The other problem is that tests to diagnose it are still imperfect. Often, the first test is a blood test, which only detects the more extreme cases of it and not those with less damage to the small intestines. It is also possible to get a false negative response with a blood test.
The second test is a gastrointestinal biopsy, which is a much more definitive diagnosis. However, even that is imperfect. If the test doesn’t take enough samples of the intestines (at least four to six samples), you could end up with a false negative result. It is estimated that 20 percent of these biopsies are done incorrectly.
Finally, for the test to be accurate, the person must still be consuming gluten. If someone has gone on a pre-emptive gluten-free diet, the tests results could come back negative.
If you suspect celiac disease
If you suspect you might have celiac disease, do NOT stop eating gluten. Celiac disease is not something you should ever self-diagnose. If you suspect you have it, go to your doctor and ask to be tested.
Remember that the tests are imperfect. If at first you get a negative result but you still suspect it, try to find a health care practitioner who is familiar with the condition to ensure you get the most accurate test possible.
And if the tests still come back negative, you may have something known as non-celiac gluten sensitivity. That means you still need to avoid gluten, but it will not damage your intestines in the same way as someone with celiac disease.
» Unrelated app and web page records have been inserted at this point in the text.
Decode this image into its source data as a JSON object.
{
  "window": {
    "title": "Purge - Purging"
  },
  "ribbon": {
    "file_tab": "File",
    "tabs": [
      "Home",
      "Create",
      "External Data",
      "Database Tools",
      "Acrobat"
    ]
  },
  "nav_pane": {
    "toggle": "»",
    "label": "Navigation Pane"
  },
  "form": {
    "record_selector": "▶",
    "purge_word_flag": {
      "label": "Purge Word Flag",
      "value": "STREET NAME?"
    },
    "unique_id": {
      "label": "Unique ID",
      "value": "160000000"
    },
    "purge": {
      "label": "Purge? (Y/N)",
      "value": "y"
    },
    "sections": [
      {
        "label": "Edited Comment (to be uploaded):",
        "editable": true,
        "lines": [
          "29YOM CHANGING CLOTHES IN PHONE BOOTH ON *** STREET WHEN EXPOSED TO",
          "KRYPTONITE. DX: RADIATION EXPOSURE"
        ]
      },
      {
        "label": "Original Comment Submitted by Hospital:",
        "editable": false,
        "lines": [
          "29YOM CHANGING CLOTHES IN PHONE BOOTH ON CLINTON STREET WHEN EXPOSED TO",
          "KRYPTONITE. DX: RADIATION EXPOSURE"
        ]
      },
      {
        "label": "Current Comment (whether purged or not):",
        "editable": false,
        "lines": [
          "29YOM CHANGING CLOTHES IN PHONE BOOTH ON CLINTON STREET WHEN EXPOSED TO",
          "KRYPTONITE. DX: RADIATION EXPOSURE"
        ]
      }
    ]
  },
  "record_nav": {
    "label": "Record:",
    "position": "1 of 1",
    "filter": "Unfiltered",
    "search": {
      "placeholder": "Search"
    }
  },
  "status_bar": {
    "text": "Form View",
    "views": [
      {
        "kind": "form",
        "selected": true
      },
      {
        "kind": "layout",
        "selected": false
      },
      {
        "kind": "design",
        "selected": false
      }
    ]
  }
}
It’s important to know if it’s celiac or not because if someone with celiac doesn’t follow the diet exactly, he or she is at a very high risk of developing complications and other serious diseases.
Finally, if you are diagnosed with celiac, see a dietitian to help you create a gluten-free eating plan.